YOUR GOAL — The word to find is "this". Copy each line of the material that contains it.

DATA TO USE —
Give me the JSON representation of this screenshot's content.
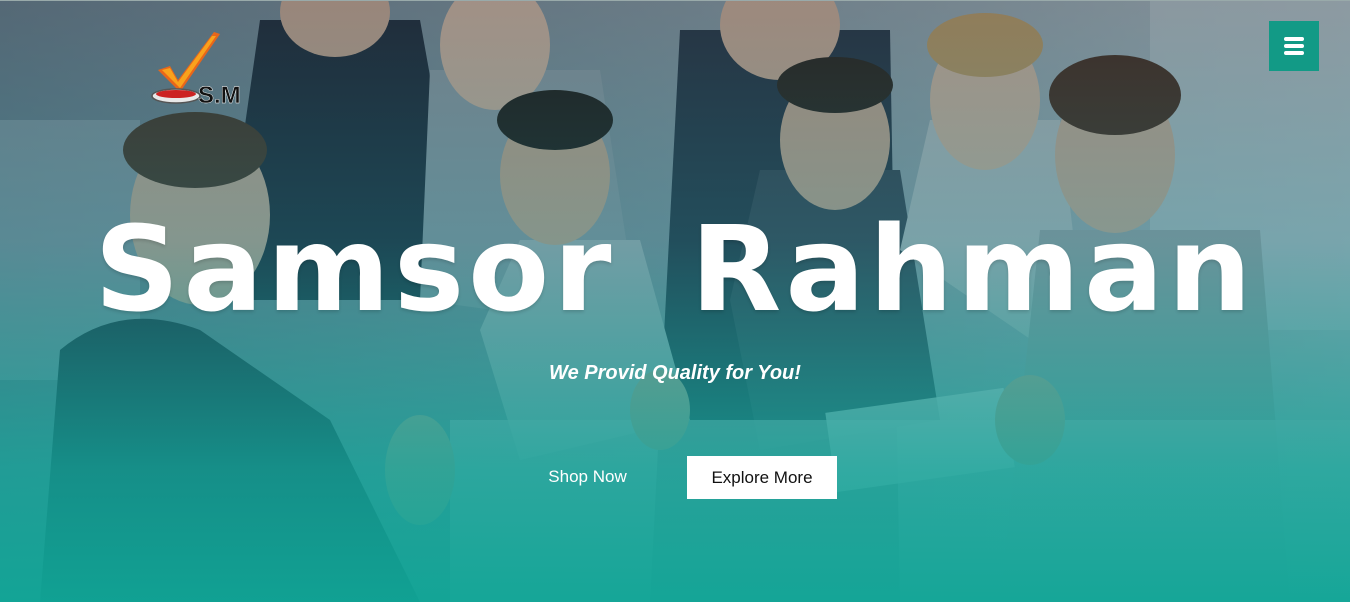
{
  "brand": {
    "logo_text": "S.M",
    "logo_icon": "checkmark-icon"
  },
  "nav": {
    "menu_icon": "hamburger-menu-icon"
  },
  "hero": {
    "title": "Samsor Rahman",
    "tagline": "We Provid Quality for You!",
    "primary_button": "Shop Now",
    "secondary_button": "Explore More"
  },
  "colors": {
    "accent": "#129a86",
    "overlay_bottom": "#10a596",
    "text": "#ffffff"
  }
}
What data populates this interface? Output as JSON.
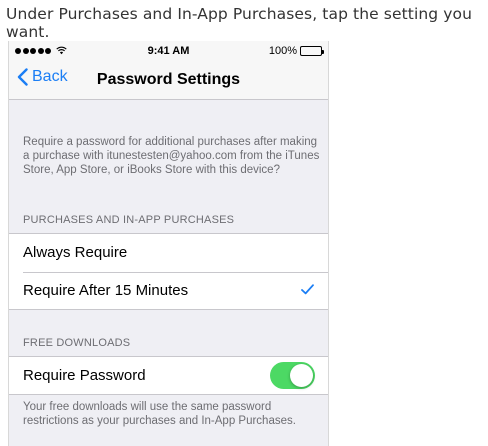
{
  "caption": "Under Purchases and In-App Purchases, tap the setting you want.",
  "status_bar": {
    "time": "9:41 AM",
    "battery": "100%",
    "signal_dots": 5,
    "icons": [
      "signal-dots-icon",
      "wifi-icon",
      "battery-icon"
    ]
  },
  "nav": {
    "back_label": "Back",
    "back_icon": "chevron-left-icon",
    "title": "Password Settings"
  },
  "description": "Require a password for additional purchases after making a purchase with itunestesten@yahoo.com from the iTunes Store, App Store, or iBooks Store with this device?",
  "purchases_section": {
    "header": "PURCHASES AND IN-APP PURCHASES",
    "options": [
      {
        "label": "Always Require",
        "selected": false
      },
      {
        "label": "Require After 15 Minutes",
        "selected": true
      }
    ]
  },
  "free_downloads_section": {
    "header": "FREE DOWNLOADS",
    "require_password_label": "Require Password",
    "require_password_on": true,
    "note": "Your free downloads will use the same password restrictions as your purchases and In-App Purchases."
  },
  "colors": {
    "accent": "#1b7ef5",
    "toggle_on": "#4cd964",
    "background": "#efeff4",
    "secondary_text": "#6d6d72"
  }
}
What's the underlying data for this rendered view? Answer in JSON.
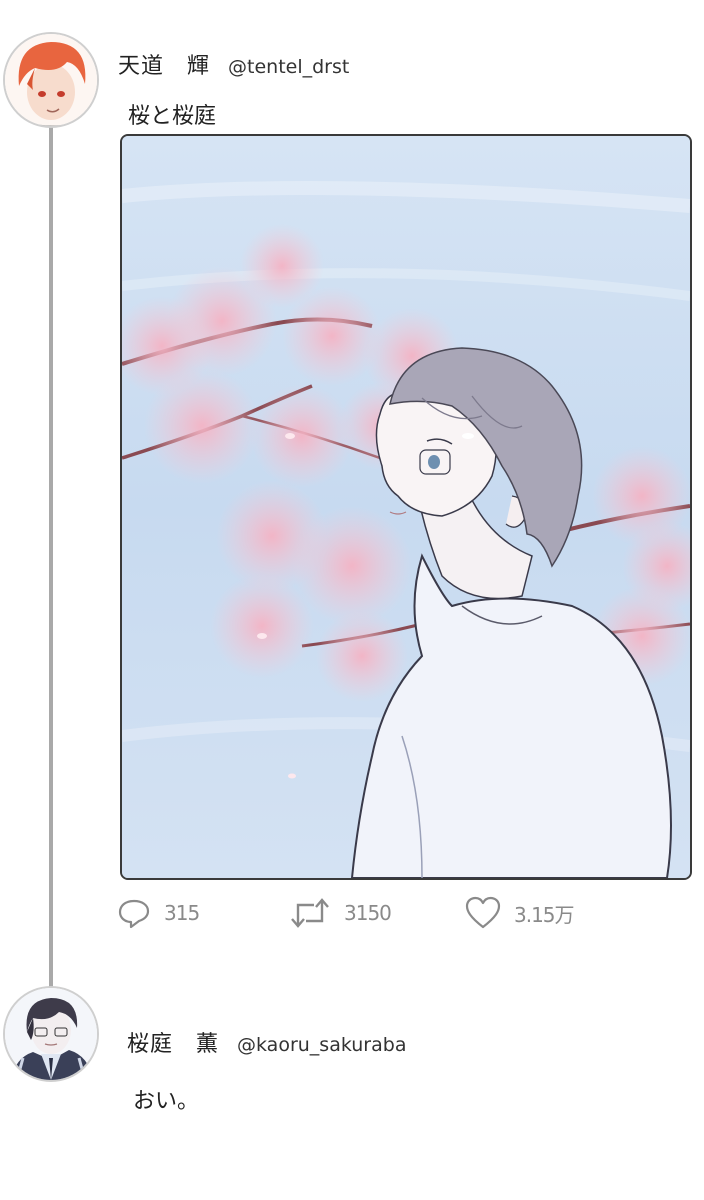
{
  "thread": [
    {
      "author": {
        "display_name": "天道　輝",
        "handle": "@tentel_drst"
      },
      "text": "桜と桜庭",
      "actions": {
        "reply_count": "315",
        "retweet_count": "3150",
        "like_count": "3.15万"
      }
    },
    {
      "author": {
        "display_name": "桜庭　薫",
        "handle": "@kaoru_sakuraba"
      },
      "text": "おい。"
    }
  ],
  "icons": [
    "reply-icon",
    "retweet-icon",
    "like-icon"
  ],
  "colors": {
    "thread_line": "#a9a9a9",
    "action_gray": "#8a8a8a",
    "sky": "#c9dcf0",
    "blossom": "#f2b9c8"
  }
}
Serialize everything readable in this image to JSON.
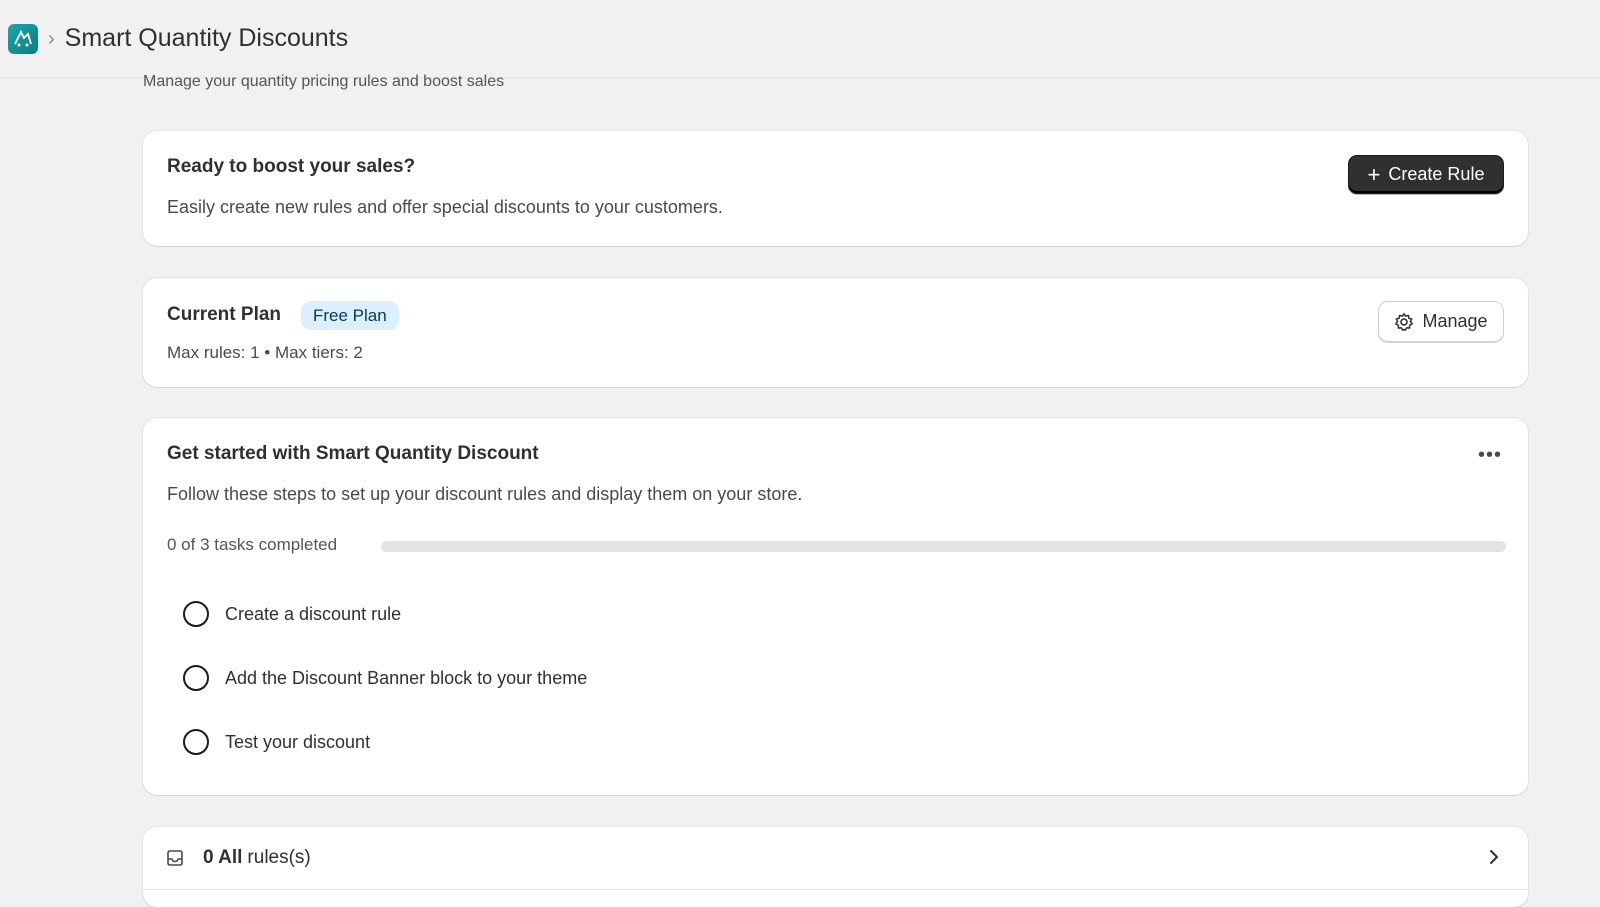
{
  "header": {
    "app_name": "Smart Quantity Discounts",
    "subtitle": "Manage your quantity pricing rules and boost sales"
  },
  "boost_card": {
    "title": "Ready to boost your sales?",
    "description": "Easily create new rules and offer special discounts to your customers.",
    "create_button_label": "Create Rule"
  },
  "plan_card": {
    "title": "Current Plan",
    "badge": "Free Plan",
    "limits": "Max rules: 1 • Max tiers: 2",
    "manage_button_label": "Manage"
  },
  "setup_card": {
    "title": "Get started with Smart Quantity Discount",
    "description": "Follow these steps to set up your discount rules and display them on your store.",
    "progress_label": "0 of 3 tasks completed",
    "progress_fraction": 0,
    "tasks": [
      {
        "label": "Create a discount rule"
      },
      {
        "label": "Add the Discount Banner block to your theme"
      },
      {
        "label": "Test your discount"
      }
    ]
  },
  "rules_card": {
    "count_label": "0 All",
    "suffix": "rules(s)"
  }
}
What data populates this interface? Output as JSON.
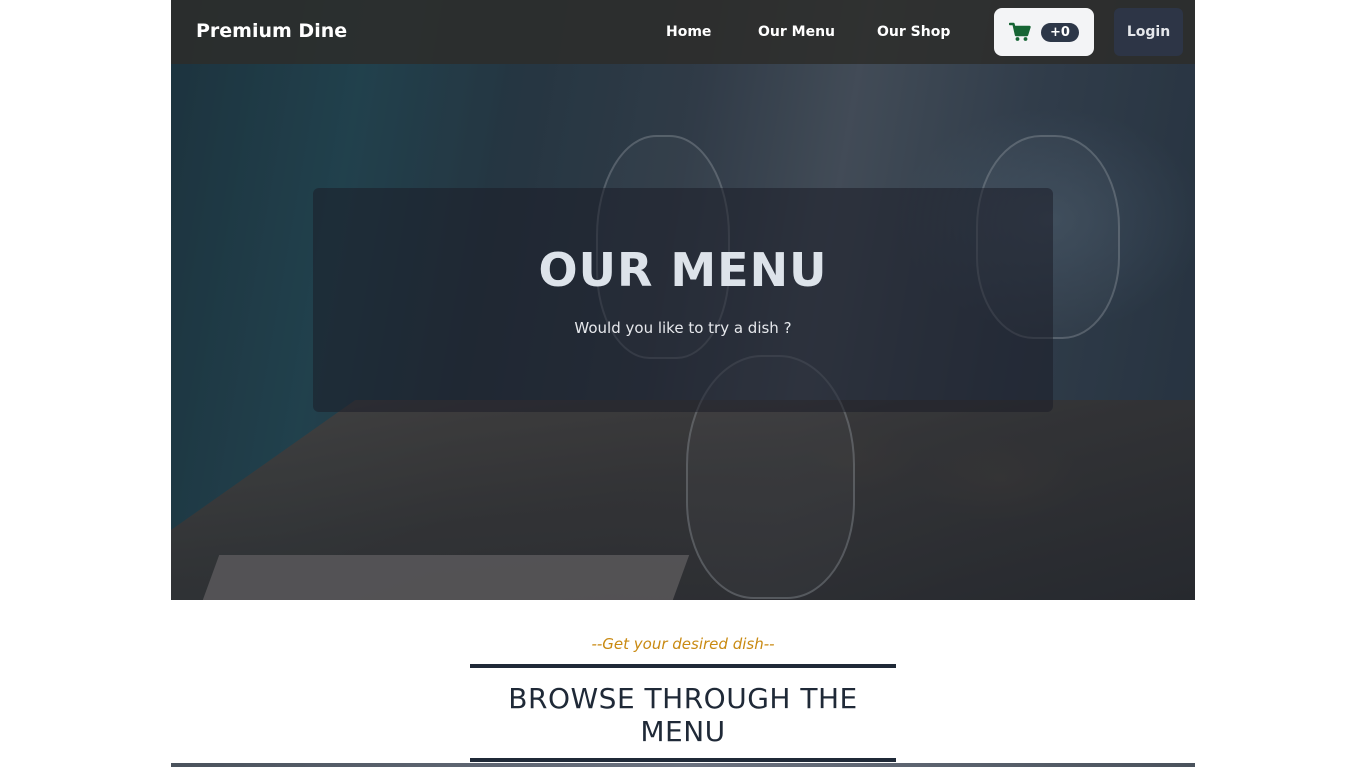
{
  "navbar": {
    "brand": "Premium Dine",
    "links": [
      {
        "label": "Home"
      },
      {
        "label": "Our Menu"
      },
      {
        "label": "Our Shop"
      }
    ],
    "cart": {
      "icon": "shopping-cart-icon",
      "count": "+0",
      "icon_color": "#166534"
    },
    "login_label": "Login"
  },
  "hero": {
    "title": "OUR MENU",
    "subtitle": "Would you like to try a dish ?"
  },
  "section": {
    "kicker": "--Get your desired dish--",
    "heading": "BROWSE THROUGH THE MENU"
  },
  "colors": {
    "accent": "#c98a12",
    "dark": "#1f2937",
    "cart_badge": "#2d3748"
  }
}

THE COMPLETED TASK —
Give me the JSON representation of this screenshot's content.
What data populates this interface? Output as JSON.
  "description": "Require a password for additional purchases after making a purchase with itunestesten@yahoo.com from the iTunes Store, App Store, or iBooks Store with this device?",
What's the underlying data for this rendered view? Answer in JSON.
Serialize everything readable in this image to JSON.
What data populates this interface? Output as JSON.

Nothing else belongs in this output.